Many businesses have also jumped on board. In the last two years, over 50 per cent of all power generation installed globally came from renewable energy. The cost of installing solar PV has fallen by half and wind energy by two-thirds since 2009. And this trend is set to continue.
This has led some to believe that the free market will soon have us on track for a 100 per cent renewable energy future, even without government subsidies.
In his response to Trump’s decision, former US President Barack Obama claimed, “the private sector already chose a low-carbon future… the Paris Agreement opened the floodgates for businesses, scientists, and engineers to unleash high-tech, low-carbon investment and innovation on an unprecedented scale.”
But the World Energy Council, attached to the UN, estimates that fossil fuels will still provide between 50 and 70 per cent of global power by 2060. To have any hope of avoiding dangerous warming, the world needs to stop burning fossil fuels entirely well before this.
Australia currently draws 17.3 per cent of its power from renewable energy, and most of this is decades-old hydro power like the Snowy Mountains scheme.
The Finkel review, released in June, outlines plans to reduce energy emissions by 26-28 per cent by 2030, the target Australia tabled at Paris.

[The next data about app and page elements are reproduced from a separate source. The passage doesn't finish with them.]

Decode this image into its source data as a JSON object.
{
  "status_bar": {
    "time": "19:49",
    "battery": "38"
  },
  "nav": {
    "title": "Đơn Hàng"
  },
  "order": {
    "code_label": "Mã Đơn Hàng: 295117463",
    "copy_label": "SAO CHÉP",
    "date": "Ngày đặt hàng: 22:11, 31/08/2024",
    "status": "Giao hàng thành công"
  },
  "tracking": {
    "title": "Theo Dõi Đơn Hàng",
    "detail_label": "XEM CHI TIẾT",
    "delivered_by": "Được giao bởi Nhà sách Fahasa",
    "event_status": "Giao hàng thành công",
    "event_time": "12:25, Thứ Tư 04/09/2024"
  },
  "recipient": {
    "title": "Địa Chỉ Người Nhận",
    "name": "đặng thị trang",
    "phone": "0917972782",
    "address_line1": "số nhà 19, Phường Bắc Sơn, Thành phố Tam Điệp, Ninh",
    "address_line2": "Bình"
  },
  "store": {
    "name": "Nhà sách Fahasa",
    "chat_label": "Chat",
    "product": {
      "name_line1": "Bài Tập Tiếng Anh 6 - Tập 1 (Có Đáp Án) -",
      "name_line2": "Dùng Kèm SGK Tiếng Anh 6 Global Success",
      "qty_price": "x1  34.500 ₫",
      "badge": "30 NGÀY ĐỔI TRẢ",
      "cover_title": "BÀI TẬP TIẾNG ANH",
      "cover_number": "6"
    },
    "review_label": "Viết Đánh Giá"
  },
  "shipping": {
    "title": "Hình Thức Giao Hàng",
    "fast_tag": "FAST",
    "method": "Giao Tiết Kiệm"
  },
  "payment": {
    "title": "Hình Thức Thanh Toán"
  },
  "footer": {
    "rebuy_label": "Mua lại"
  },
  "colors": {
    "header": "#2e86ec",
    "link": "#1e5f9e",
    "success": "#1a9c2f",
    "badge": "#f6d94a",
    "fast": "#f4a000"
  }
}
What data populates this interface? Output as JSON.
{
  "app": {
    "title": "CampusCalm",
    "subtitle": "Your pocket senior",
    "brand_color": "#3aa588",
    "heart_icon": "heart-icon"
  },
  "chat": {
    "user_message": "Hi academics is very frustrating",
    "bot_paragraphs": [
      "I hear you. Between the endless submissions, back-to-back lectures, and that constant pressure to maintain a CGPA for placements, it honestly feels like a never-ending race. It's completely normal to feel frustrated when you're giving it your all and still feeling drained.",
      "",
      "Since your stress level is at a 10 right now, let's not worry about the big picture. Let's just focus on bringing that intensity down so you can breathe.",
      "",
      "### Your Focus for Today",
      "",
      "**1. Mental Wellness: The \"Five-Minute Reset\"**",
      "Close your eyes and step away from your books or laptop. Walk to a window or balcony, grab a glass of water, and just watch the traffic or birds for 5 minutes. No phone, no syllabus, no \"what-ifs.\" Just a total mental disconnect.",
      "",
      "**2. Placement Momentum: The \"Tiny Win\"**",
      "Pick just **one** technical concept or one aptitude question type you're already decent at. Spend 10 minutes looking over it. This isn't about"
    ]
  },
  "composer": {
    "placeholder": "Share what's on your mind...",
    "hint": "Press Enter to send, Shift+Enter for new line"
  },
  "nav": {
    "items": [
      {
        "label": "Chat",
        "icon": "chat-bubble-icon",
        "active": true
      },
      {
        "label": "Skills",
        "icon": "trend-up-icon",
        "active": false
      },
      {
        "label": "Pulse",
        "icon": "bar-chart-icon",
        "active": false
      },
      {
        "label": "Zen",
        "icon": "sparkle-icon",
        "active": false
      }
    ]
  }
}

This leaves unexplained how emissions from other sources like transport would be reduced. And even by 2050 almost 30 per cent of Australia’s power would still come from coal and gas.
Scaling up to 100 per cent renewable energy requires building large solar thermal power plants, with storage technology that can produce power 24 hours a day.

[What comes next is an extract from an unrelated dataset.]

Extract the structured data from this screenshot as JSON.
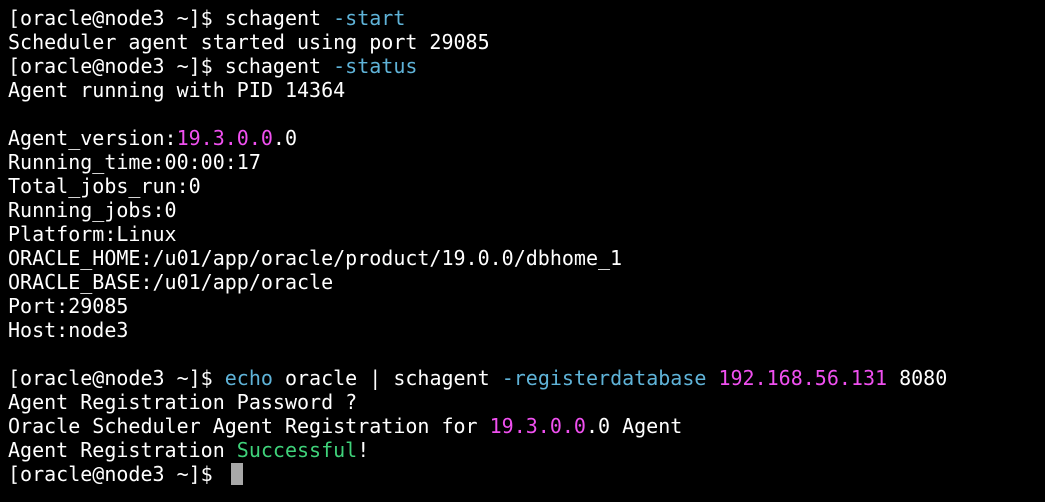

This is currently more expensive than rooftop solar panels, or coal and gas power plants. That means it cannot be left to the market and private investors to build it.
What we need is government funding to build renewable energy on a massive scale. Alongside this there must be planning to end emissions from cars, trucks and all forms of transport, both through the expansion of public transport and a shift to electric vehicles powered by renewable energy.
Trump has set back the fight to save the climate. But the governments that signed the Paris deal, and the corporations behind them, are not the answer either. It will require a mass movement to fight for the action we need.
By James Supple